In an internal memo dated May 14 (.pdf, 94K), Milford Smith, chairman of the NRSC subcommittee on digital radio, announced it is “temporarily suspending its IBOC-DAB standards-setting process.” This is due in part to the results of recent on-air tests and a private demonstration held at the Washington, D.C. studios of National Public Radio. The evidence mostly involves the AM side of the iBiquity-engineered digital radio system. Continue reading “Bump in the Road to Digital Radio”
And then there was one…well, not quite yet. Sirius Satellite Radio, the smaller of the two satellite radio service providers in the United States, is still on the air – but barely.

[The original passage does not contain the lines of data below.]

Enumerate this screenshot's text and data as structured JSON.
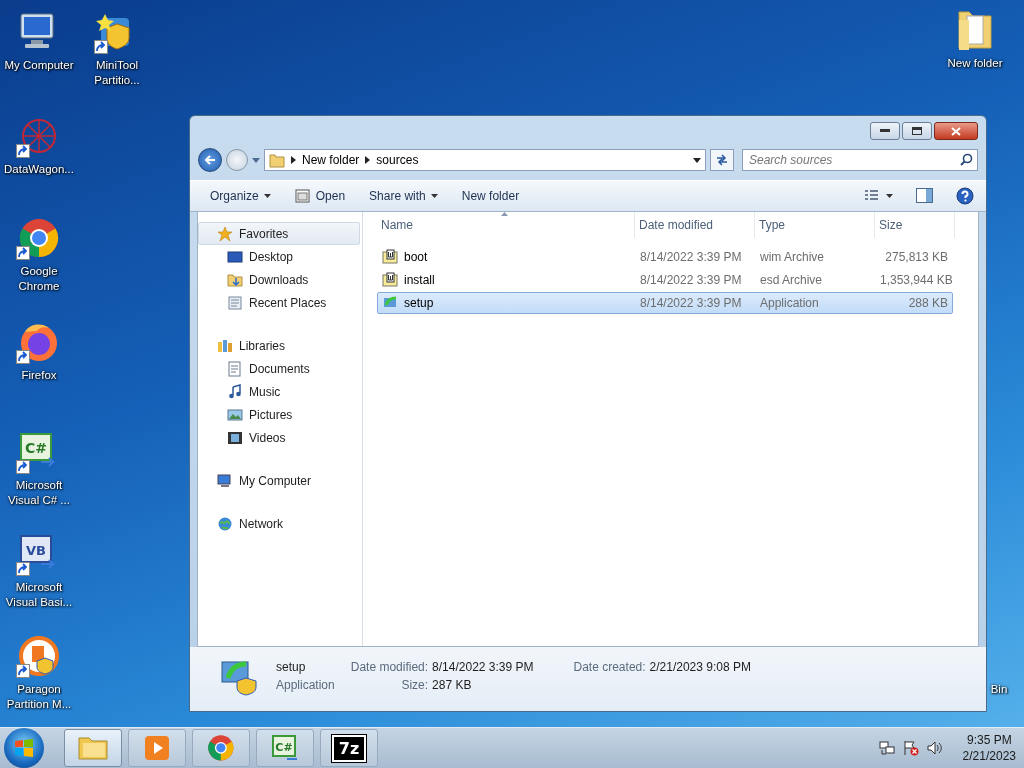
{
  "desktop_icons": [
    {
      "label": "My Computer",
      "kind": "computer",
      "shortcut": false
    },
    {
      "label": "MiniTool Partitio...",
      "kind": "minitool",
      "shortcut": true
    },
    {
      "label": "DataWagon...",
      "kind": "datawagon",
      "shortcut": true
    },
    {
      "label": "Google Chrome",
      "kind": "chrome",
      "shortcut": true
    },
    {
      "label": "Firefox",
      "kind": "firefox",
      "shortcut": true
    },
    {
      "label": "Microsoft Visual C# ...",
      "kind": "csharp",
      "shortcut": true,
      "logo_text": "C#"
    },
    {
      "label": "Microsoft Visual Basi...",
      "kind": "vb",
      "shortcut": true,
      "logo_text": "VB"
    },
    {
      "label": "Paragon Partition M...",
      "kind": "paragon",
      "shortcut": true
    },
    {
      "label": "New folder",
      "kind": "folder",
      "shortcut": false
    },
    {
      "label": "Bin",
      "kind": "bin"
    }
  ],
  "window": {
    "breadcrumb": [
      "New folder",
      "sources"
    ],
    "search": {
      "placeholder": "Search sources"
    },
    "toolbar": [
      {
        "label": "Organize",
        "kind": "menu"
      },
      {
        "label": "Open",
        "kind": "open"
      },
      {
        "label": "Share with",
        "kind": "menu"
      },
      {
        "label": "New folder",
        "kind": "plain"
      }
    ],
    "nav": [
      {
        "label": "Favorites",
        "kind": "star",
        "selected": true,
        "children": [
          {
            "label": "Desktop",
            "kind": "desktop",
            "selected": false
          },
          {
            "label": "Downloads",
            "kind": "downloads",
            "selected": false
          },
          {
            "label": "Recent Places",
            "kind": "recent",
            "selected": false
          }
        ]
      },
      {
        "label": "Libraries",
        "kind": "library",
        "selected": false,
        "children": [
          {
            "label": "Documents",
            "kind": "documents",
            "selected": false
          },
          {
            "label": "Music",
            "kind": "music",
            "selected": false
          },
          {
            "label": "Pictures",
            "kind": "pictures",
            "selected": false
          },
          {
            "label": "Videos",
            "kind": "videos",
            "selected": false
          }
        ]
      },
      {
        "label": "My Computer",
        "kind": "computer",
        "selected": false
      },
      {
        "label": "Network",
        "kind": "network",
        "selected": false
      }
    ],
    "columns": [
      "Name",
      "Date modified",
      "Type",
      "Size"
    ],
    "rows": [
      {
        "name": "boot",
        "kind": "archive",
        "date": "8/14/2022 3:39 PM",
        "type": "wim Archive",
        "size": "275,813 KB",
        "selected": false
      },
      {
        "name": "install",
        "kind": "archive",
        "date": "8/14/2022 3:39 PM",
        "type": "esd Archive",
        "size": "1,353,944 KB",
        "selected": false
      },
      {
        "name": "setup",
        "kind": "setup",
        "date": "8/14/2022 3:39 PM",
        "type": "Application",
        "size": "288 KB",
        "selected": true
      }
    ],
    "details": {
      "name": "setup",
      "type": "Application",
      "fields": [
        {
          "label": "Date modified:",
          "value": "8/14/2022 3:39 PM"
        },
        {
          "label": "Date created:",
          "value": "2/21/2023 9:08 PM"
        },
        {
          "label": "Size:",
          "value": "287 KB"
        }
      ]
    }
  },
  "taskbar": {
    "items": [
      {
        "kind": "explorer",
        "active": true
      },
      {
        "kind": "media",
        "active": false
      },
      {
        "kind": "chrome",
        "active": false
      },
      {
        "kind": "csharp",
        "active": false,
        "logo_text": "C#"
      },
      {
        "kind": "sevenzip",
        "active": false,
        "label": "7z"
      }
    ],
    "time": "9:35 PM",
    "date": "2/21/2023"
  }
}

On Tuesday the FCC approved the transfer of Sirius’ licenses to broadcast via satellite to the company’s largest creditors. A life-or-death deal hinged on this transfer taking place. In exchange for the licenses, a consortium of investment banks and private capital investment firms will swap approximately $700 million worth of debt and $200 million cash, and will also acquire majority stock control of the company. Continue reading “Sirius Sells Out to Creditors”

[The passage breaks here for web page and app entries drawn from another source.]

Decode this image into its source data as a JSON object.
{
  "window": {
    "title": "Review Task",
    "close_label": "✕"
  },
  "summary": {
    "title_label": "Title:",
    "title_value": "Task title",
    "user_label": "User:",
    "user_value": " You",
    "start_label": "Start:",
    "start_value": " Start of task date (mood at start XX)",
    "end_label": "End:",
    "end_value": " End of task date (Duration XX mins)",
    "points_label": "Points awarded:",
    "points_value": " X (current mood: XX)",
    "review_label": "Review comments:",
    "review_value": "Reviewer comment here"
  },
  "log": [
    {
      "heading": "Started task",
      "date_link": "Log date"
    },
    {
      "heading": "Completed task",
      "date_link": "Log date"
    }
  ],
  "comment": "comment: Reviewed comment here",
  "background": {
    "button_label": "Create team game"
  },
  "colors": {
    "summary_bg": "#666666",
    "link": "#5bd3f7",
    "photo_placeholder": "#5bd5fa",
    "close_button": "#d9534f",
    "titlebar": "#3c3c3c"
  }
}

A couple of additional data points to add to the first reported FCC pirate radio enforcement action of the year: Kent, WA’s Deez Nutz 93.7 received not one, but two visits from the FCC on Friday, January 9.
The person who lives where the station was housed was not home at the time of the first visit, but the FCC agents on the case contacted the landlord of the property and “instructed” them to dismantle the antenna and cut the coaxial cable feed line. Continue reading “Update #2 – More details on Deez Nutz' Bust; Stations-in-a-Suitcase @ Flea Markets?; AM IBOC – Listen For Yourself”
When the Federal Communications Commission approved the rollout of digital radio (“HD Radio,” as it’s being branded to consumers) in October, it did so with one qualifier. Interference is a big problem with the digital radio standard that the U.S. broadcast industry has developed for itself, and the FCC admitted as much when it refused to authorize digital transmissions on the AM band during nighttime hours.
AM stations that have tested the in-band-on-channel (IBOC) digital radio technology on the air discovered it could cause heavy interference to stations on nearby frequencies, manifesting as a hash-type noise rendering the stations unlistenable. The FCC actually received complaints from radio listeners during the digital radio rulemaking proceedings about the tests and the interference, and they are on the record. The FM version of HD Radio is also susceptible to interference problems.
This did not stop the FCC from authorizing its use with great fanfare, save the one caveat on nighttime AM broadcasting. Continue reading “At Least We Tried”
Lots of activism in the form of paper-filing is taking place right now at the Federal Communications Commission.
A broad coalition of consumer rights, labor, and media democracy groups – representing both people working within and outside the media industry – have filed a petition to extend the FCC’s public comment deadline on its proposal to radically overhaul media ownership rules. The current comment deadline is December 2 – the FCC only planned to give the public a 90-day window in which to comment on this massive proposal – the coalition wants the comment period extended until April. Continue reading “Multiple Skirmishes @ the FCC”